Pieces of coal, strange stone, rock and sulfur from hell have helped scientists recreate the day the earth suffered a disaster equivalent to 10 billion atomic bombs.

A team from the University of Texas (USA) and Imperial College London (of the University of London, UK), have extracted the core of matter 1,300m deep from the 66-million-year-old Chicxulub impact crater – the place where the asteroid killed Dinosaurs have “landed” – and discovered many surprises.

Strange minerals reveal the day Earth turned "hell" because of super asteroids
Scientists are working with tubes of samples taken from the bottom of the crater – (photo: TEXAS UNIVERSITY).

They found granite, sandstone, limestone, coal, rock and sulfur… in a state they described as “from hell”. Because, when analyzed, these minerals revealed that they were pressed, pinned into the soil at an extremely fast rate , many small pieces of rock that were part of large melted rocks. All helped the research team rewrite the minute-by-minute scenario of the disaster that occurred on Earth.

Strange minerals reveal the day Earth turned "hell" because of super asteroids
The minerals were quickly pinned to the bottom of the pit, revealing a lot of information – (photo: IODP).

Professor Sean Gulick (University of Texas) says the objects are “an extended record” of events that he and his colleagues can recover data from to once again look back at the end of the era. dinosaur.

The fateful asteroid, estimated to be 10-15km wide, crashed into Earth at a speed of 70,000km/h, with the force of the impact equivalent to 10 billion atomic bombs. “The impact shook the Earth, causing a widespread inferno,” the authors describe.

Thousands of miles of trees burned in an instant, while a giant tsunami up to 91m high was born from the impact site, sweeping minerals and partially pinning the impact crater as we found. . On the first day alone, material up to 130m thick was deposited in the crater.

A large amount of the rocks were evaporated, throwing about 325 billion tons of gas into the air, creating dense clouds of sulfur that prevented the sun from reaching the ground, causing the Earth to be engulfed in flames again. quickly turned “ice hell”.

Strange minerals reveal the day Earth turned "hell" because of super asteroids
Graphic image depicting disaster 66 million years ago – (photo: Don Davis/NASA).

Every living thing on Earth has suffered what the authors describe as “frying them and then freezing them”. According to Professor Gulick, many dinosaurs died on the first day of the disaster. They were burned alive or starved to death. Those that lived longer suffered long cold days and starved to death due to the mass extinction and the destruction of many other plants and animals.

While the impact, wildfire and tsunami killed the creatures around the disaster zone, it was the sulfur clouds that shut the Earth off from sunlight that really caused the global mass extinction.

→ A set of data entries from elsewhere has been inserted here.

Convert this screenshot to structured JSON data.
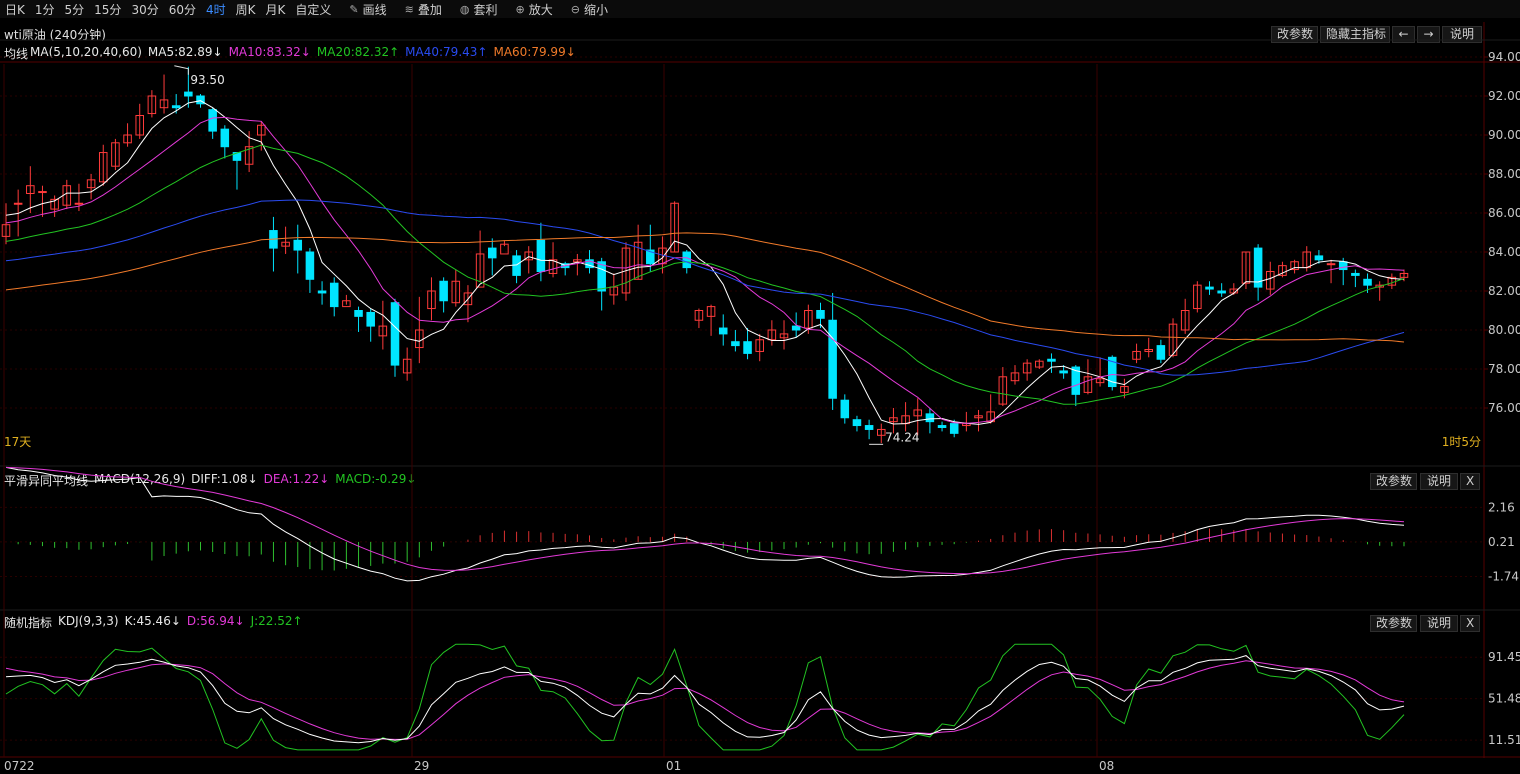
{
  "toolbar": {
    "periods": [
      "日K",
      "1分",
      "5分",
      "15分",
      "30分",
      "60分",
      "4时",
      "周K",
      "月K",
      "自定义"
    ],
    "active_index": 6,
    "tools": [
      {
        "label": "画线",
        "icon": "pencil-icon"
      },
      {
        "label": "叠加",
        "icon": "layers-icon"
      },
      {
        "label": "套利",
        "icon": "money-bag-icon"
      },
      {
        "label": "放大",
        "icon": "zoom-in-icon"
      },
      {
        "label": "缩小",
        "icon": "zoom-out-icon"
      }
    ]
  },
  "main_panel": {
    "title": "wti原油 (240分钟)",
    "buttons": {
      "params": "改参数",
      "hide": "隐藏主指标",
      "left": "←",
      "right": "→",
      "help": "说明"
    },
    "legend": {
      "name": "均线",
      "params": "MA(5,10,20,40,60)",
      "ma5": "MA5:82.89↓",
      "ma10": "MA10:83.32↓",
      "ma20": "MA20:82.32↑",
      "ma40": "MA40:79.43↑",
      "ma60": "MA60:79.99↓"
    },
    "corner_left": "17天",
    "corner_right": "1时5分",
    "high_label": "93.50",
    "low_label": "74.24",
    "y_ticks": [
      "94.00",
      "92.00",
      "90.00",
      "88.00",
      "86.00",
      "84.00",
      "82.00",
      "80.00",
      "78.00",
      "76.00"
    ]
  },
  "macd_panel": {
    "legend": {
      "name": "平滑异同平均线",
      "params": "MACD(12,26,9)",
      "diff": "DIFF:1.08↓",
      "dea": "DEA:1.22↓",
      "macd": "MACD:-0.29↓"
    },
    "buttons": {
      "params": "改参数",
      "help": "说明",
      "close": "X"
    },
    "y_ticks": [
      "2.16",
      "0.21",
      "-1.74"
    ]
  },
  "kdj_panel": {
    "legend": {
      "name": "随机指标",
      "params": "KDJ(9,3,3)",
      "k": "K:45.46↓",
      "d": "D:56.94↓",
      "j": "J:22.52↑"
    },
    "buttons": {
      "params": "改参数",
      "help": "说明",
      "close": "X"
    },
    "y_ticks": [
      "91.45",
      "51.48",
      "11.51"
    ]
  },
  "x_labels": [
    "0722",
    "29",
    "01",
    "08"
  ],
  "colors": {
    "up": "#ff3b3b",
    "down": "#00e5ff",
    "ma5": "#ffffff",
    "ma10": "#e23ad7",
    "ma20": "#22c322",
    "ma40": "#2a4bf0",
    "ma60": "#f07a2a",
    "grid": "#2a0000"
  },
  "chart_data": [
    {
      "type": "candlestick",
      "ylim": [
        74,
        94
      ],
      "candles": [
        [
          84.8,
          85.4,
          84.4,
          86.5
        ],
        [
          86.5,
          86.5,
          84.8,
          87.2
        ],
        [
          87.0,
          87.4,
          86.0,
          88.4
        ],
        [
          87.1,
          87.1,
          85.8,
          87.4
        ],
        [
          86.2,
          86.7,
          85.8,
          86.9
        ],
        [
          86.4,
          87.4,
          86.2,
          87.7
        ],
        [
          86.5,
          86.5,
          86.1,
          87.5
        ],
        [
          87.3,
          87.7,
          86.7,
          88.0
        ],
        [
          87.6,
          89.1,
          87.4,
          89.5
        ],
        [
          88.4,
          89.6,
          88.2,
          89.8
        ],
        [
          89.6,
          90.0,
          89.4,
          90.6
        ],
        [
          90.0,
          91.0,
          89.8,
          91.6
        ],
        [
          91.1,
          92.0,
          90.9,
          92.3
        ],
        [
          91.4,
          91.8,
          91.1,
          93.1
        ],
        [
          91.5,
          91.4,
          91.1,
          92.1
        ],
        [
          92.2,
          92.0,
          91.4,
          93.5
        ],
        [
          92.0,
          91.6,
          91.4,
          92.1
        ],
        [
          91.3,
          90.2,
          89.8,
          91.4
        ],
        [
          90.3,
          89.4,
          88.8,
          90.5
        ],
        [
          89.1,
          88.7,
          87.2,
          89.1
        ],
        [
          88.5,
          89.4,
          88.1,
          90.2
        ],
        [
          90.0,
          90.5,
          89.2,
          90.7
        ],
        [
          85.1,
          84.2,
          83.0,
          85.8
        ],
        [
          84.3,
          84.5,
          83.9,
          85.3
        ],
        [
          84.6,
          84.1,
          82.9,
          85.4
        ],
        [
          84.0,
          82.6,
          81.9,
          84.2
        ],
        [
          82.0,
          81.9,
          81.3,
          82.5
        ],
        [
          82.4,
          81.2,
          80.7,
          82.7
        ],
        [
          81.2,
          81.5,
          81.3,
          81.8
        ],
        [
          81.0,
          80.7,
          79.9,
          81.2
        ],
        [
          80.9,
          80.2,
          79.4,
          81.1
        ],
        [
          79.7,
          80.2,
          79.0,
          81.5
        ],
        [
          81.4,
          78.2,
          77.6,
          81.6
        ],
        [
          77.8,
          78.5,
          77.4,
          79.1
        ],
        [
          79.1,
          80.0,
          78.3,
          81.7
        ],
        [
          81.1,
          82.0,
          80.5,
          82.7
        ],
        [
          82.5,
          81.5,
          80.9,
          82.7
        ],
        [
          81.4,
          82.5,
          81.2,
          83.1
        ],
        [
          81.3,
          81.9,
          80.4,
          82.3
        ],
        [
          82.2,
          83.9,
          82.5,
          85.1
        ],
        [
          84.2,
          83.7,
          82.8,
          84.7
        ],
        [
          83.9,
          84.4,
          84.3,
          84.6
        ],
        [
          83.8,
          82.8,
          82.4,
          84.1
        ],
        [
          83.6,
          84.0,
          82.9,
          84.3
        ],
        [
          84.6,
          83.0,
          82.5,
          85.5
        ],
        [
          82.9,
          83.6,
          82.7,
          84.5
        ],
        [
          83.4,
          83.2,
          82.8,
          83.5
        ],
        [
          83.5,
          83.6,
          82.8,
          83.9
        ],
        [
          83.6,
          83.2,
          82.9,
          84.1
        ],
        [
          83.5,
          82.0,
          81.0,
          83.7
        ],
        [
          81.8,
          82.2,
          81.3,
          82.9
        ],
        [
          81.9,
          84.2,
          81.5,
          84.5
        ],
        [
          82.6,
          84.5,
          82.6,
          85.4
        ],
        [
          84.1,
          83.4,
          83.0,
          85.4
        ],
        [
          83.4,
          84.2,
          82.9,
          84.8
        ],
        [
          84.0,
          86.5,
          84.0,
          86.6
        ],
        [
          84.0,
          83.2,
          82.9,
          84.1
        ],
        [
          80.5,
          81.0,
          80.1,
          81.1
        ],
        [
          80.7,
          81.2,
          79.7,
          81.3
        ],
        [
          80.1,
          79.8,
          79.2,
          80.8
        ],
        [
          79.4,
          79.2,
          78.9,
          80.0
        ],
        [
          79.4,
          78.8,
          78.5,
          80.1
        ],
        [
          78.9,
          79.5,
          78.4,
          79.8
        ],
        [
          79.5,
          80.0,
          79.2,
          80.5
        ],
        [
          79.6,
          79.8,
          79.0,
          80.5
        ],
        [
          80.2,
          80.0,
          79.6,
          80.9
        ],
        [
          80.1,
          81.0,
          79.8,
          81.3
        ],
        [
          81.0,
          80.6,
          80.1,
          81.4
        ],
        [
          80.5,
          76.5,
          75.9,
          81.9
        ],
        [
          76.4,
          75.5,
          75.2,
          76.7
        ],
        [
          75.4,
          75.1,
          74.8,
          75.6
        ],
        [
          75.1,
          74.9,
          74.4,
          75.4
        ],
        [
          74.6,
          74.9,
          74.2,
          75.2
        ],
        [
          75.3,
          75.5,
          74.7,
          76.0
        ],
        [
          75.2,
          75.6,
          74.8,
          76.3
        ],
        [
          75.6,
          75.9,
          74.6,
          76.5
        ],
        [
          75.7,
          75.3,
          74.7,
          76.0
        ],
        [
          75.1,
          75.0,
          74.8,
          75.3
        ],
        [
          75.2,
          74.7,
          74.5,
          75.4
        ],
        [
          75.1,
          75.2,
          74.8,
          75.8
        ],
        [
          75.5,
          75.6,
          74.8,
          75.9
        ],
        [
          75.3,
          75.8,
          75.2,
          76.7
        ],
        [
          76.2,
          77.6,
          76.1,
          78.1
        ],
        [
          77.4,
          77.8,
          77.2,
          78.2
        ],
        [
          77.8,
          78.3,
          77.4,
          78.5
        ],
        [
          78.1,
          78.4,
          78.0,
          78.5
        ],
        [
          78.5,
          78.4,
          77.8,
          78.8
        ],
        [
          77.9,
          77.8,
          77.5,
          78.2
        ],
        [
          78.1,
          76.7,
          76.1,
          78.2
        ],
        [
          76.8,
          77.6,
          76.7,
          78.5
        ],
        [
          77.3,
          77.5,
          77.1,
          78.6
        ],
        [
          78.6,
          77.1,
          76.9,
          78.7
        ],
        [
          76.8,
          77.1,
          76.5,
          77.5
        ],
        [
          78.5,
          78.9,
          78.3,
          79.3
        ],
        [
          78.9,
          79.0,
          78.6,
          79.6
        ],
        [
          79.2,
          78.5,
          78.3,
          79.5
        ],
        [
          78.7,
          80.3,
          78.6,
          80.6
        ],
        [
          80.0,
          81.0,
          79.8,
          81.6
        ],
        [
          81.1,
          82.3,
          80.9,
          82.5
        ],
        [
          82.2,
          82.1,
          81.8,
          82.5
        ],
        [
          82.0,
          81.9,
          81.7,
          82.4
        ],
        [
          81.9,
          82.1,
          81.8,
          82.4
        ],
        [
          82.4,
          84.0,
          82.1,
          84.0
        ],
        [
          84.2,
          82.2,
          81.5,
          84.4
        ],
        [
          82.1,
          83.0,
          81.8,
          83.5
        ],
        [
          82.8,
          83.3,
          82.7,
          83.5
        ],
        [
          83.1,
          83.5,
          82.9,
          83.6
        ],
        [
          83.2,
          84.0,
          83.0,
          84.3
        ],
        [
          83.8,
          83.6,
          83.4,
          84.1
        ],
        [
          83.4,
          83.4,
          82.4,
          83.6
        ],
        [
          83.5,
          83.1,
          82.3,
          83.7
        ],
        [
          82.9,
          82.8,
          82.2,
          83.1
        ],
        [
          82.6,
          82.3,
          81.9,
          82.9
        ],
        [
          82.2,
          82.3,
          81.5,
          82.5
        ],
        [
          82.3,
          82.7,
          82.1,
          82.9
        ],
        [
          82.7,
          82.9,
          82.5,
          83.1
        ]
      ],
      "high": 93.5,
      "low": 74.24
    },
    {
      "type": "bar",
      "series": [
        {
          "name": "DIFF"
        },
        {
          "name": "DEA"
        },
        {
          "name": "MACD"
        }
      ],
      "ylim": [
        -2.5,
        2.8
      ]
    },
    {
      "type": "line",
      "series": [
        {
          "name": "K"
        },
        {
          "name": "D"
        },
        {
          "name": "J"
        }
      ],
      "ylim": [
        0,
        110
      ]
    }
  ]
}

The most obvious remnant of the disaster is the Chicxulub impact crater off the Yucatan peninsula (Mexico), 185km wide and 32km deep. Half of the hole is under water, the other half is covered by rainforest.

The study has just been published in the journal Proceedings of the National Academy of Sciences (PNAS).